Mr. Krughoff said he learned the importance of finding a good service provider as a teenager, when he went to the dentist and had what he later described as the worst consumer experience of his life. “There should have been a picture of my bottom teeth in the paper that said, ‘This is the work of Dr. …,’” he said.

In 1964, he received a bachelor’s degree from Amherst College in Massachusetts. He graduated from the University of Chicago Law School three years later but discovered that he was more interested in the theory of law than the practice and gave up his legal career to try teaching. In 1969, he joined HEW, now the Department of Health and Human Services.

Five years later, he formed the Center for the Study of Services, launching the organization with help from about $50,000 in grant money from the Cafritz Foundation, the U.S. Office of Consumer Affairs and the Consumers Union, which allowed him to survey its Washington-area subscribers through an ad in Consumer Reports magazine.

“That was a tremendous boost,” Mr. Krughoff said. “All we had to do was pay for the printing of the questionnaire itself, but the whole ride, in and out, was free.”

The first issue of Checkbook, devoted entirely to health care, ran 112 pages and sold at newsstands and bookstores for $4.95. The next few editions were also organized around a single subject: cars, home maintenance, finance. Checkbook expanded to the San Francisco area in 1981 and added five more regions in 2003.

By temperament alone, Mr. Krughoff was perhaps ideally suited to run the organization.
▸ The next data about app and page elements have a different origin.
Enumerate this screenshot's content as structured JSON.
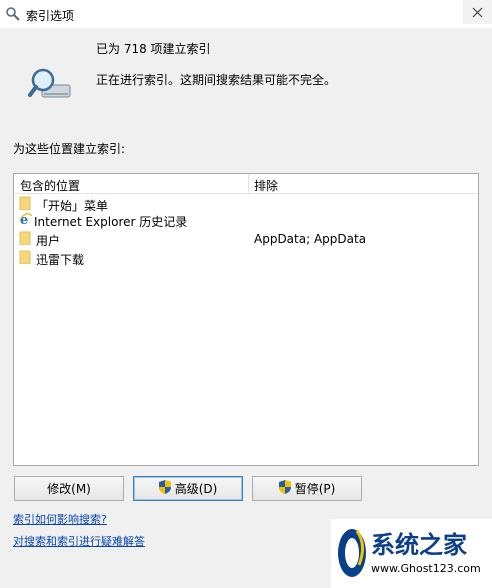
{
  "window": {
    "title": "索引选项",
    "title_icon": "indexing-options-icon"
  },
  "status": {
    "count_text": "已为 718 项建立索引",
    "message": "正在进行索引。这期间搜索结果可能不完全。",
    "icon": "magnifier-drive-icon"
  },
  "locations": {
    "section_label": "为这些位置建立索引:",
    "columns": {
      "included": "包含的位置",
      "excluded": "排除"
    },
    "rows": [
      {
        "location": "「开始」菜单",
        "exclude": "",
        "icon": "folder-icon"
      },
      {
        "location": "Internet Explorer 历史记录",
        "exclude": "",
        "icon": "ie-icon"
      },
      {
        "location": "用户",
        "exclude": "AppData; AppData",
        "icon": "folder-icon"
      },
      {
        "location": "迅雷下载",
        "exclude": "",
        "icon": "folder-icon"
      }
    ]
  },
  "buttons": {
    "modify": "修改(M)",
    "advanced": "高级(D)",
    "pause": "暂停(P)"
  },
  "links": {
    "how_affects": "索引如何影响搜索?",
    "troubleshoot": "对搜索和索引进行疑难解答"
  },
  "watermark": {
    "title": "系统之家",
    "url": "www.Ghost123.com"
  },
  "colors": {
    "link": "#0645ad",
    "folder": "#f5d67a",
    "accent": "#3c7fb1"
  }
}
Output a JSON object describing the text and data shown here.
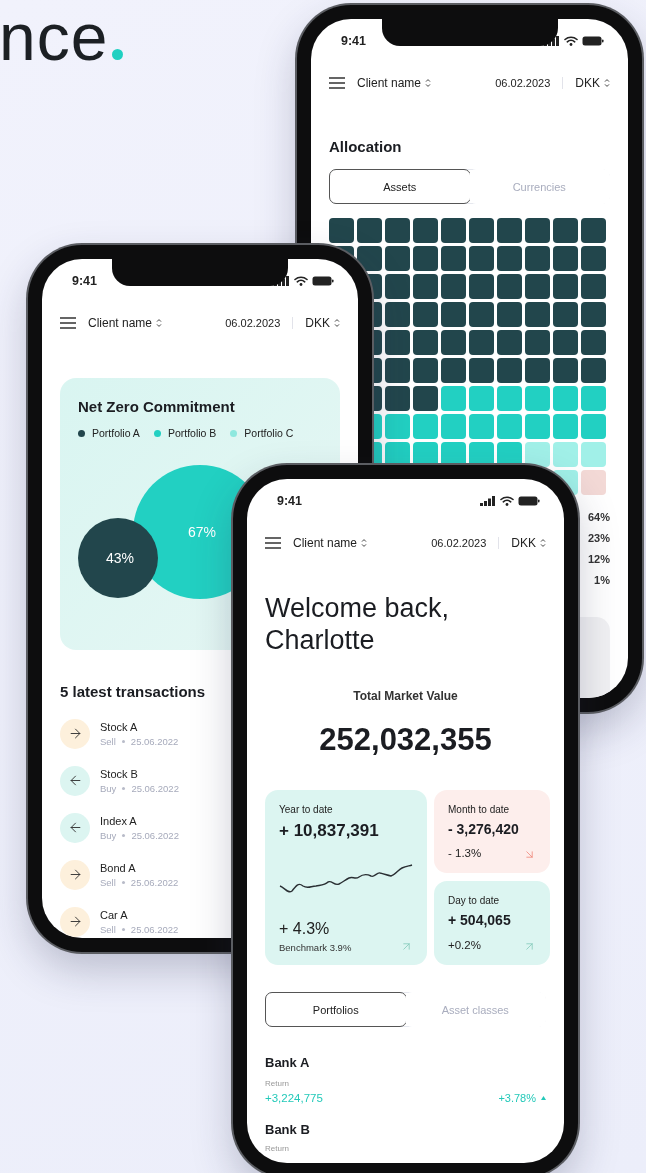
{
  "logo": {
    "text": "nce"
  },
  "phones": [
    {
      "kind": "allocation",
      "time": "9:41",
      "notch": true,
      "header": {
        "client": "Client name",
        "date": "06.02.2023",
        "currency": "DKK"
      },
      "title": "Allocation",
      "tabs": [
        {
          "label": "Assets",
          "selected": true
        },
        {
          "label": "Currencies",
          "selected": false
        }
      ],
      "segments": [
        {
          "label": "64%",
          "color": "#22464c"
        },
        {
          "label": "23%",
          "color": "#22d0c2"
        },
        {
          "label": "12%",
          "color": "#a1f0e8"
        },
        {
          "label": "1%",
          "color": "#f3d9d6"
        }
      ]
    },
    {
      "kind": "net_zero",
      "time": "9:41",
      "notch": true,
      "header": {
        "client": "Client name",
        "date": "06.02.2023",
        "currency": "DKK"
      },
      "card_title": "Net Zero Commitment",
      "legend": [
        {
          "label": "Portfolio A",
          "color": "#22464c"
        },
        {
          "label": "Portfolio B",
          "color": "#22d0c2"
        },
        {
          "label": "Portfolio C",
          "color": "#8ee8de"
        }
      ],
      "bubbles": [
        {
          "label": "67%",
          "color": "#22d0c2"
        },
        {
          "label": "43%",
          "color": "#22464c"
        }
      ],
      "list_title": "5 latest transactions",
      "transactions": [
        {
          "name": "Stock A",
          "type": "Sell",
          "date": "25.06.2022",
          "kind": "sell"
        },
        {
          "name": "Stock B",
          "type": "Buy",
          "date": "25.06.2022",
          "kind": "buy"
        },
        {
          "name": "Index A",
          "type": "Buy",
          "date": "25.06.2022",
          "kind": "buy"
        },
        {
          "name": "Bond A",
          "type": "Sell",
          "date": "25.06.2022",
          "kind": "sell"
        },
        {
          "name": "Car A",
          "type": "Sell",
          "date": "25.06.2022",
          "kind": "sell"
        }
      ]
    },
    {
      "kind": "overview",
      "time": "9:41",
      "notch": false,
      "header": {
        "client": "Client name",
        "date": "06.02.2023",
        "currency": "DKK"
      },
      "greeting": "Welcome back, Charlotte",
      "total_label": "Total Market Value",
      "total_value": "252,032,355",
      "cards": [
        {
          "kind": "chart",
          "label": "Year to date",
          "value": "+ 10,837,391",
          "change": "+ 4.3%",
          "note": "Benchmark 3.9%",
          "negative": false
        },
        {
          "kind": "plain",
          "label": "Month to date",
          "value": "- 3,276,420",
          "change": "- 1.3%",
          "negative": true
        },
        {
          "kind": "plain",
          "label": "Day to date",
          "value": "+ 504,065",
          "change": "+0.2%",
          "negative": false
        }
      ],
      "tabs": [
        {
          "label": "Portfolios",
          "selected": true
        },
        {
          "label": "Asset classes",
          "selected": false
        }
      ],
      "banks": [
        {
          "name": "Bank A",
          "return_label": "Return",
          "amount": "+3,224,775",
          "percent": "+3.78%",
          "negative": false
        },
        {
          "name": "Bank B",
          "return_label": "Return"
        }
      ]
    }
  ]
}
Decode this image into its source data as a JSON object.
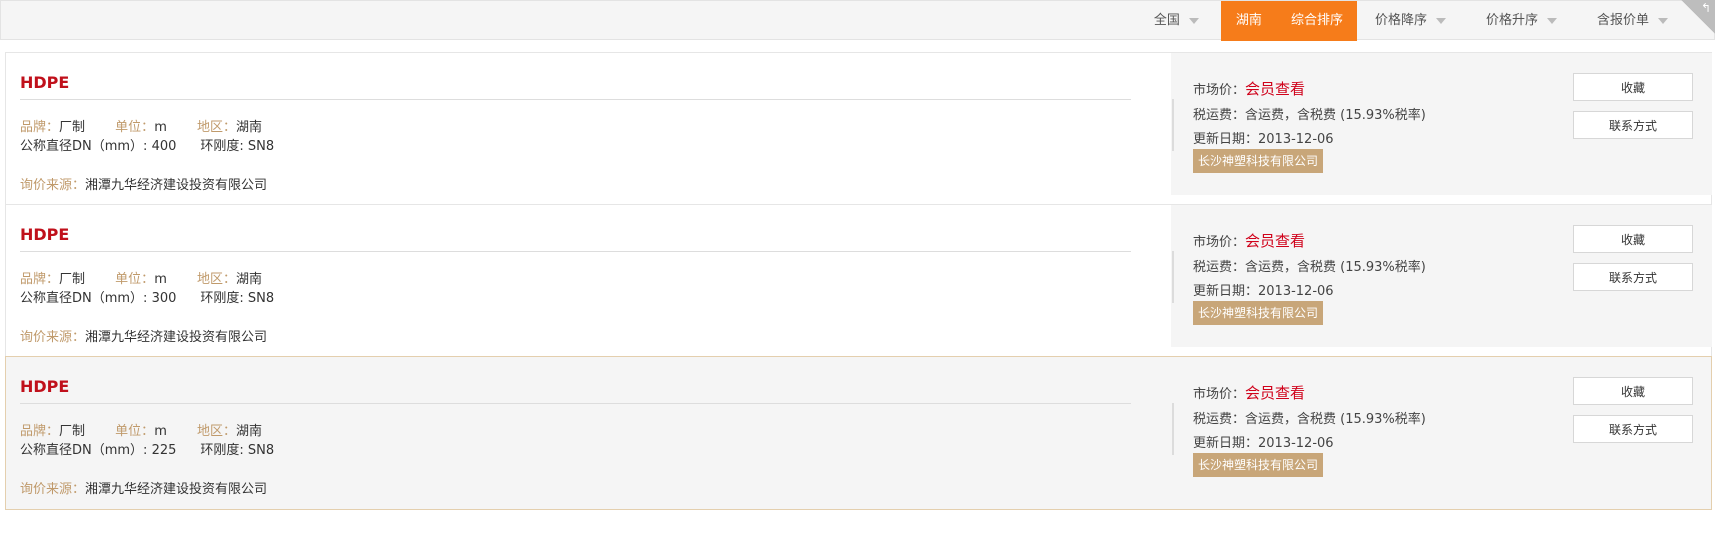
{
  "filters": {
    "region": "全国",
    "province": "湖南",
    "sort_default": "综合排序",
    "price_desc": "价格降序",
    "price_asc": "价格升序",
    "with_quote": "含报价单",
    "corner_icon": "back-arrow"
  },
  "labels": {
    "brand": "品牌：",
    "unit": "单位：",
    "area": "地区：",
    "source": "询价来源：",
    "market_price": "市场价：",
    "tax_shipping": "税运费：",
    "update_date": "更新日期：",
    "favorite_btn": "收藏",
    "contact_btn": "联系方式"
  },
  "items": [
    {
      "name": "HDPE",
      "brand": "厂制",
      "unit": "m",
      "area": "湖南",
      "spec": "公称直径DN（mm）: 400",
      "stiffness": "环刚度: SN8",
      "source": "湘潭九华经济建设投资有限公司",
      "price": "会员查看",
      "tax": "含运费，含税费 (15.93%税率)",
      "date": "2013-12-06",
      "company": "长沙神塑科技有限公司"
    },
    {
      "name": "HDPE",
      "brand": "厂制",
      "unit": "m",
      "area": "湖南",
      "spec": "公称直径DN（mm）: 300",
      "stiffness": "环刚度: SN8",
      "source": "湘潭九华经济建设投资有限公司",
      "price": "会员查看",
      "tax": "含运费，含税费 (15.93%税率)",
      "date": "2013-12-06",
      "company": "长沙神塑科技有限公司"
    },
    {
      "name": "HDPE",
      "brand": "厂制",
      "unit": "m",
      "area": "湖南",
      "spec": "公称直径DN（mm）: 225",
      "stiffness": "环刚度: SN8",
      "source": "湘潭九华经济建设投资有限公司",
      "price": "会员查看",
      "tax": "含运费，含税费 (15.93%税率)",
      "date": "2013-12-06",
      "company": "长沙神塑科技有限公司"
    }
  ],
  "colors": {
    "accent_orange": "#f67c1a",
    "title_red": "#c0101b",
    "label_tan": "#c09a6b",
    "badge_tan": "#c8a679"
  }
}
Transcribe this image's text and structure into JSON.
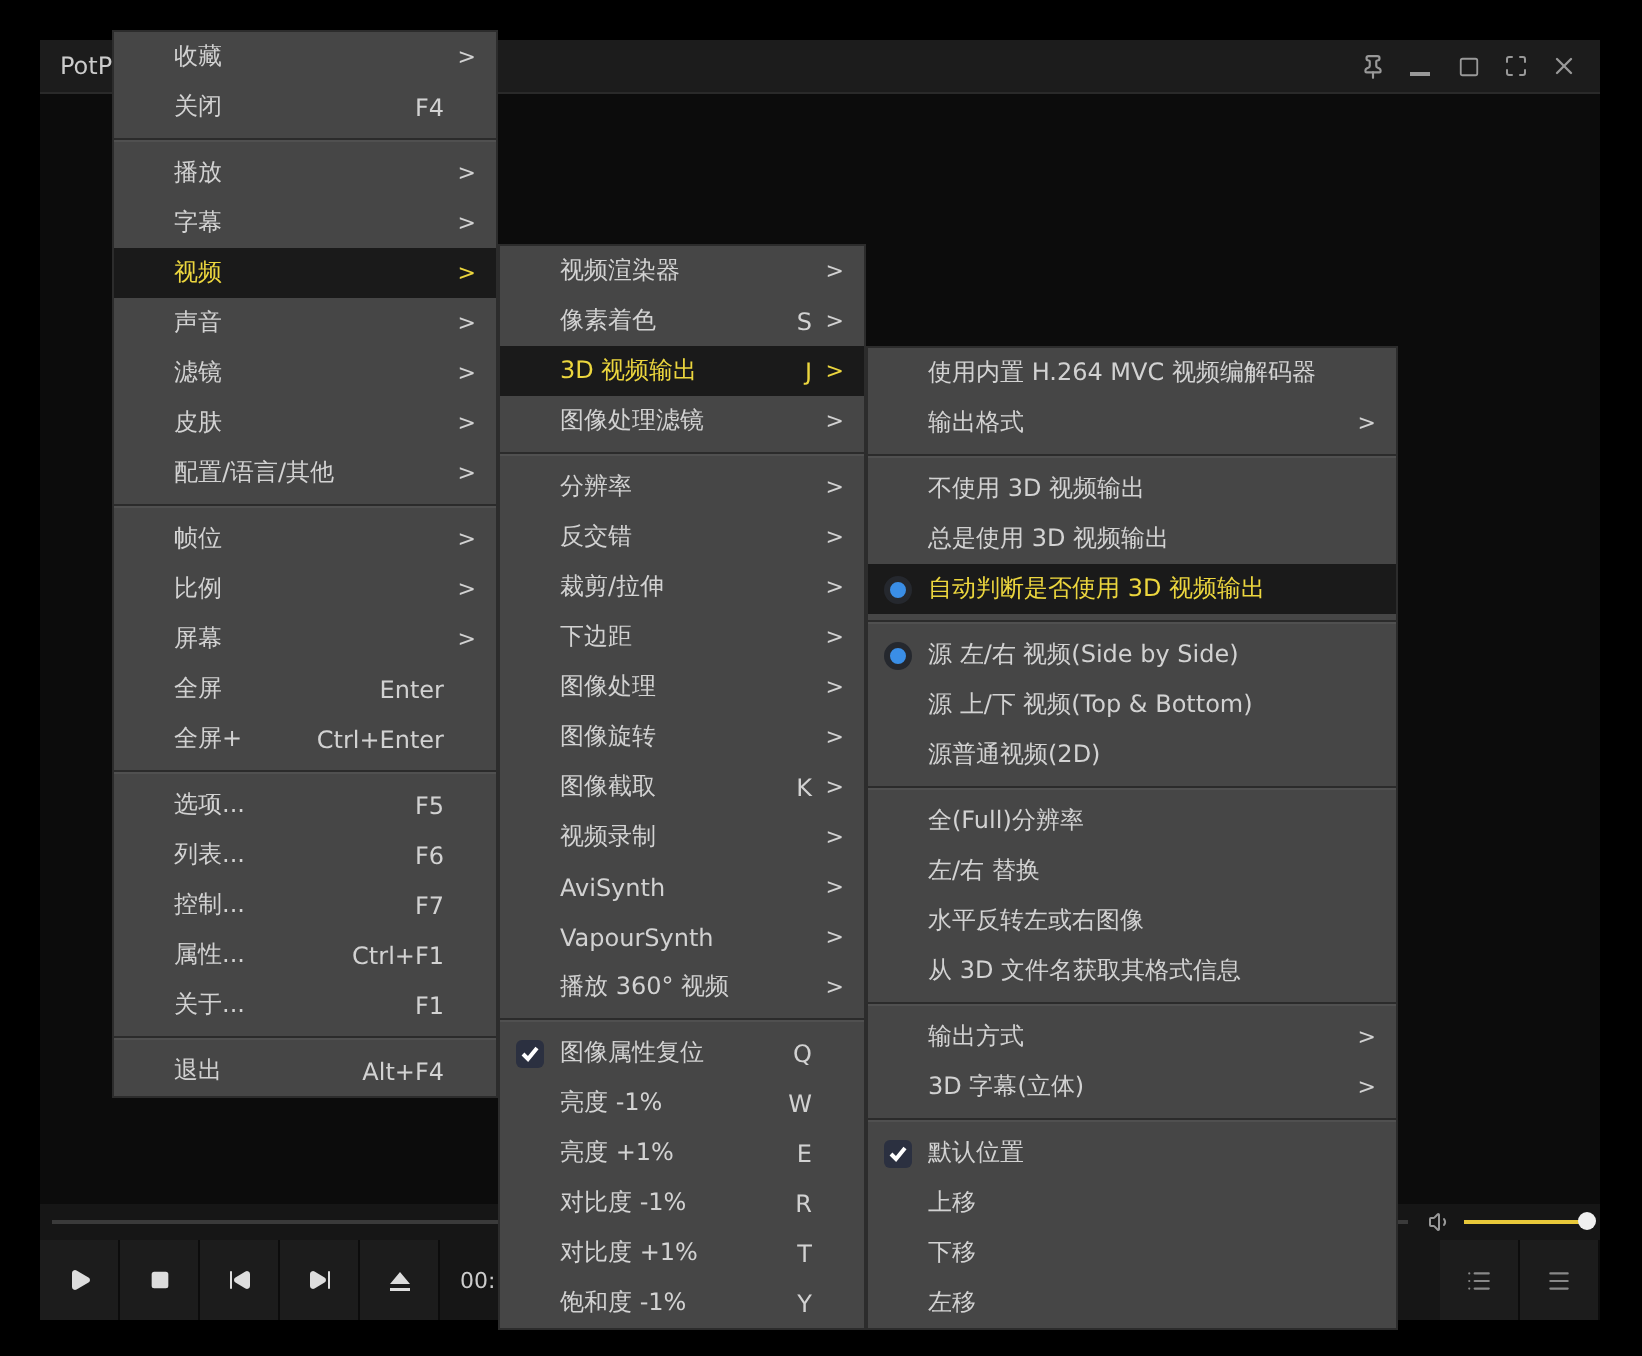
{
  "window": {
    "title": "PotP",
    "time": "00:"
  },
  "volume": {
    "level": 1.0
  },
  "menus": [
    {
      "groups": [
        {
          "kind": "plain",
          "items": [
            {
              "label": "收藏",
              "arrow": ">",
              "selected": false
            },
            {
              "label": "关闭",
              "shortcut": "F4",
              "selected": false
            }
          ]
        },
        {
          "kind": "plain",
          "items": [
            {
              "label": "播放",
              "arrow": ">",
              "selected": false
            },
            {
              "label": "字幕",
              "arrow": ">",
              "selected": false
            },
            {
              "label": "视频",
              "arrow": ">",
              "selected": true
            },
            {
              "label": "声音",
              "arrow": ">",
              "selected": false
            },
            {
              "label": "滤镜",
              "arrow": ">",
              "selected": false
            },
            {
              "label": "皮肤",
              "arrow": ">",
              "selected": false
            },
            {
              "label": "配置/语言/其他",
              "arrow": ">",
              "selected": false
            }
          ]
        },
        {
          "kind": "plain",
          "items": [
            {
              "label": "帧位",
              "arrow": ">",
              "selected": false
            },
            {
              "label": "比例",
              "arrow": ">",
              "selected": false
            },
            {
              "label": "屏幕",
              "arrow": ">",
              "selected": false
            },
            {
              "label": "全屏",
              "shortcut": "Enter",
              "selected": false
            },
            {
              "label": "全屏+",
              "shortcut": "Ctrl+Enter",
              "selected": false
            }
          ]
        },
        {
          "kind": "plain",
          "items": [
            {
              "label": "选项...",
              "shortcut": "F5",
              "selected": false
            },
            {
              "label": "列表...",
              "shortcut": "F6",
              "selected": false
            },
            {
              "label": "控制...",
              "shortcut": "F7",
              "selected": false
            },
            {
              "label": "属性...",
              "shortcut": "Ctrl+F1",
              "selected": false
            },
            {
              "label": "关于...",
              "shortcut": "F1",
              "selected": false
            }
          ]
        },
        {
          "kind": "plain",
          "items": [
            {
              "label": "退出",
              "shortcut": "Alt+F4",
              "selected": false
            }
          ]
        }
      ]
    },
    {
      "groups": [
        {
          "kind": "plain",
          "items": [
            {
              "label": "视频渲染器",
              "arrow": ">",
              "selected": false
            },
            {
              "label": "像素着色",
              "shortcut": "S",
              "arrow": ">",
              "selected": false
            },
            {
              "label": "3D 视频输出",
              "shortcut": "J",
              "arrow": ">",
              "selected": true
            },
            {
              "label": "图像处理滤镜",
              "arrow": ">",
              "selected": false
            }
          ]
        },
        {
          "kind": "plain",
          "items": [
            {
              "label": "分辨率",
              "arrow": ">",
              "selected": false
            },
            {
              "label": "反交错",
              "arrow": ">",
              "selected": false
            },
            {
              "label": "裁剪/拉伸",
              "arrow": ">",
              "selected": false
            },
            {
              "label": "下边距",
              "arrow": ">",
              "selected": false
            },
            {
              "label": "图像处理",
              "arrow": ">",
              "selected": false
            },
            {
              "label": "图像旋转",
              "arrow": ">",
              "selected": false
            },
            {
              "label": "图像截取",
              "shortcut": "K",
              "arrow": ">",
              "selected": false
            },
            {
              "label": "视频录制",
              "arrow": ">",
              "selected": false
            },
            {
              "label": "AviSynth",
              "arrow": ">",
              "selected": false
            },
            {
              "label": "VapourSynth",
              "arrow": ">",
              "selected": false
            },
            {
              "label": "播放 360° 视频",
              "arrow": ">",
              "selected": false
            }
          ]
        },
        {
          "kind": "check",
          "items": [
            {
              "label": "图像属性复位",
              "shortcut": "Q",
              "selected": false,
              "checked": true
            },
            {
              "label": "亮度 -1%",
              "shortcut": "W",
              "selected": false,
              "checked": false
            },
            {
              "label": "亮度 +1%",
              "shortcut": "E",
              "selected": false,
              "checked": false
            },
            {
              "label": "对比度 -1%",
              "shortcut": "R",
              "selected": false,
              "checked": false
            },
            {
              "label": "对比度 +1%",
              "shortcut": "T",
              "selected": false,
              "checked": false
            },
            {
              "label": "饱和度 -1%",
              "shortcut": "Y",
              "selected": false,
              "checked": false
            }
          ]
        }
      ]
    },
    {
      "groups": [
        {
          "kind": "plain",
          "items": [
            {
              "label": "使用内置 H.264 MVC 视频编解码器",
              "selected": false
            },
            {
              "label": "输出格式",
              "arrow": ">",
              "selected": false
            }
          ]
        },
        {
          "kind": "radio",
          "items": [
            {
              "label": "不使用 3D 视频输出",
              "selected": false,
              "checked": false
            },
            {
              "label": "总是使用 3D 视频输出",
              "selected": false,
              "checked": false
            },
            {
              "label": "自动判断是否使用 3D 视频输出",
              "selected": true,
              "checked": true
            }
          ]
        },
        {
          "kind": "radio",
          "items": [
            {
              "label": "源 左/右 视频(Side by Side)",
              "selected": false,
              "checked": true
            },
            {
              "label": "源 上/下 视频(Top & Bottom)",
              "selected": false,
              "checked": false
            },
            {
              "label": "源普通视频(2D)",
              "selected": false,
              "checked": false
            }
          ]
        },
        {
          "kind": "plain",
          "items": [
            {
              "label": "全(Full)分辨率",
              "selected": false
            },
            {
              "label": "左/右 替换",
              "selected": false
            },
            {
              "label": "水平反转左或右图像",
              "selected": false
            },
            {
              "label": "从 3D 文件名获取其格式信息",
              "selected": false
            }
          ]
        },
        {
          "kind": "plain",
          "items": [
            {
              "label": "输出方式",
              "arrow": ">",
              "selected": false
            },
            {
              "label": "3D 字幕(立体)",
              "arrow": ">",
              "selected": false
            }
          ]
        },
        {
          "kind": "check",
          "items": [
            {
              "label": "默认位置",
              "selected": false,
              "checked": true
            },
            {
              "label": "上移",
              "selected": false,
              "checked": false
            },
            {
              "label": "下移",
              "selected": false,
              "checked": false
            },
            {
              "label": "左移",
              "selected": false,
              "checked": false
            }
          ]
        }
      ]
    }
  ]
}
Obsessed with research and intensely skeptical of “too good to be true” business claims, he was devoted to finding the best service or product, regardless of convenience. “He will drive to Philadelphia for a used car,” The Post reported. “His employees joke that he would travel five times farther than the average person to save $10.”

Checkbook made headlines after it sued the federal government in 2006, seeking access to Medicare claims data as part of an attempt to study physician performance nationwide. The group hoped the records would make it possible to identify medical providers with special expertise and to uncover fraud and abuse while analyzing which doctors ordered unnecessary tests or hospitalizations. Medical groups said the disclosures would violate physicians’ privacy and lead to an inaccurate picture of their work.

A lengthy legal tussle ensued. A federal judge in Washington sided with Checkbook, but his ruling was reversed by an appeals court in 2009. Five years later, Medicare officials announced that they were changing their data policy, and began releasing statistics that offered insight into physician billing practices.

Mr. Krughoff’s death was confirmed by his wife, the former Gayle Gehring, whom he married in 1966. She said his health had declined since late December, when he suffered a fall. In addition to his wife, of Washington, survivors include two children, Alex of Washington and Anna of San Juan del Sur, Nicaragua; a sister; and three grandchildren.

Before the fall, Mr. Krughoff was still playing tennis and working around the house and neighborhood. He set up a community pickleball court on Capitol Hill, according to his wife; poured his own concrete in the backyard; and did his own painting.

He preferred to do the work himself, he said, even if Checkbook recommended plenty of people he could hire.